## Task requirements
Read through the listing, and wherever a line holds the word "this", return it.

[Supplied entries — start]

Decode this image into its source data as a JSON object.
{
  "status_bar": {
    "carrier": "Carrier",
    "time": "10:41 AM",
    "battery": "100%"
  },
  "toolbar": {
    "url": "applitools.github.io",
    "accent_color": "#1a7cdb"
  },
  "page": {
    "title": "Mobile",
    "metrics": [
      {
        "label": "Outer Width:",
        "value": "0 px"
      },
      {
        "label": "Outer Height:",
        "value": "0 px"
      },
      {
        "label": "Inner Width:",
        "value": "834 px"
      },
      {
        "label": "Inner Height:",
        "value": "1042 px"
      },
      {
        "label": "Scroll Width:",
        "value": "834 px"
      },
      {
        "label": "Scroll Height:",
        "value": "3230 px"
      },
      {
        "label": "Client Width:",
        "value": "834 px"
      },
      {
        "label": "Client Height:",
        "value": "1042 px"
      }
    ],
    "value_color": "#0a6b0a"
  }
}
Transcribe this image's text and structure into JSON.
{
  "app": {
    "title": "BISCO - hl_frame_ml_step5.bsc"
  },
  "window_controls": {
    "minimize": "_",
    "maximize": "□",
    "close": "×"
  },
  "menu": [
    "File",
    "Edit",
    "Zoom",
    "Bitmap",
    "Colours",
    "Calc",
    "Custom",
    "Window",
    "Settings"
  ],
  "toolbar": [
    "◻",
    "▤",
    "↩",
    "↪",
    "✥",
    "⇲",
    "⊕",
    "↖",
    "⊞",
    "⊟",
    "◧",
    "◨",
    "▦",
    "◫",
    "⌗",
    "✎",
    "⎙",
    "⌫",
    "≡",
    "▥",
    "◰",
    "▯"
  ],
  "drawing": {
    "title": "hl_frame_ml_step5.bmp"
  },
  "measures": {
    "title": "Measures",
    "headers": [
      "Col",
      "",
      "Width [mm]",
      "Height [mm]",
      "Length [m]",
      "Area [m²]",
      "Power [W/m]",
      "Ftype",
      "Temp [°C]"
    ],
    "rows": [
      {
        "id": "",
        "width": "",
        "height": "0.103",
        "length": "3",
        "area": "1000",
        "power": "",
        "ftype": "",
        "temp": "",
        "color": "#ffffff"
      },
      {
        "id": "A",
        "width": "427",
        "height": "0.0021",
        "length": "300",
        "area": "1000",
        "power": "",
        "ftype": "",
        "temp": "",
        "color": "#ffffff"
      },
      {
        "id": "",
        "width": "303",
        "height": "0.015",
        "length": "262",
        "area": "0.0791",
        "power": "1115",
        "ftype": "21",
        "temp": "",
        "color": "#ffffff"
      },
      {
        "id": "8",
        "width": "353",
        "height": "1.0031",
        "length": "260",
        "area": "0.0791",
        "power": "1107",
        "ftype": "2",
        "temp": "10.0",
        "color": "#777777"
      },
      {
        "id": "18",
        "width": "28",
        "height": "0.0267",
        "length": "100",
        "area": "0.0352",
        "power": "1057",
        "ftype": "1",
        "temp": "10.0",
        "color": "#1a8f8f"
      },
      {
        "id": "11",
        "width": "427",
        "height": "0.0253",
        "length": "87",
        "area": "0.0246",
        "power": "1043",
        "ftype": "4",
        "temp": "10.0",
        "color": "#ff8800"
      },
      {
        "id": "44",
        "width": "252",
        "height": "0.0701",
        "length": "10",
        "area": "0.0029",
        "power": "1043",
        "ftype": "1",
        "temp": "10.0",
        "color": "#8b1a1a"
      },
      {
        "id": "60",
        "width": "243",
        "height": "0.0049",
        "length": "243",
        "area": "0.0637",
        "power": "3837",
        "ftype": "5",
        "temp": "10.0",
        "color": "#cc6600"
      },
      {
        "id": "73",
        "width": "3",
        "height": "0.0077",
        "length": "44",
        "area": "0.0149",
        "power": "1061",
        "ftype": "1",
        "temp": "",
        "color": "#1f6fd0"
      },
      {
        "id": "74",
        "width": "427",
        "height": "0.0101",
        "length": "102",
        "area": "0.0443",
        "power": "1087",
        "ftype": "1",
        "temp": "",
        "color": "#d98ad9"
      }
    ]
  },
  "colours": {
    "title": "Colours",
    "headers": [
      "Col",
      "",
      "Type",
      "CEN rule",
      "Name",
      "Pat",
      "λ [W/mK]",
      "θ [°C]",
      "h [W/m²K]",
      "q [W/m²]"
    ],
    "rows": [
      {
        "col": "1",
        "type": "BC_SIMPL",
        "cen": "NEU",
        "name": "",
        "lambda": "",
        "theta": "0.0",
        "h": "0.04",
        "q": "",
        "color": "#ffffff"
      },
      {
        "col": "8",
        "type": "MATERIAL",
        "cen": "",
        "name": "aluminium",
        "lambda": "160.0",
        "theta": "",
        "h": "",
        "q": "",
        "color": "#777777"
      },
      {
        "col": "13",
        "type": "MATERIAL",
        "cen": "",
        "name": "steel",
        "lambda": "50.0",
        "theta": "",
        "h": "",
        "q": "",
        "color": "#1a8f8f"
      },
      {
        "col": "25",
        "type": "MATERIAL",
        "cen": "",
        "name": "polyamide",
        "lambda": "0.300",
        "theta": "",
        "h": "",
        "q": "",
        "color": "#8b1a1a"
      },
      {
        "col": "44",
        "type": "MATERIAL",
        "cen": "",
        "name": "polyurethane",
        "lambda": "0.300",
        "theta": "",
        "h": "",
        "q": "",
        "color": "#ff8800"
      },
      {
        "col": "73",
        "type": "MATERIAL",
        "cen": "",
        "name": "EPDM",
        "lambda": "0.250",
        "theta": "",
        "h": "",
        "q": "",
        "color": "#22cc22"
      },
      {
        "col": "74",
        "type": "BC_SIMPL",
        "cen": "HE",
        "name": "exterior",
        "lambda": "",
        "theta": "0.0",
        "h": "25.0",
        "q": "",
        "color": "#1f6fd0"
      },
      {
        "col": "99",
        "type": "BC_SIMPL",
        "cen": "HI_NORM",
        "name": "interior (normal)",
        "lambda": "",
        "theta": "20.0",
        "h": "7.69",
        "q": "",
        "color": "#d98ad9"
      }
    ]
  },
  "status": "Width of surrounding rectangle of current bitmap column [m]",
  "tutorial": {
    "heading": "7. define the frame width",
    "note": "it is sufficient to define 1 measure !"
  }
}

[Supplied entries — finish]

## Task output
Decode this image into its source data as a JSON object.
Transcribe this image's text and structure into JSON.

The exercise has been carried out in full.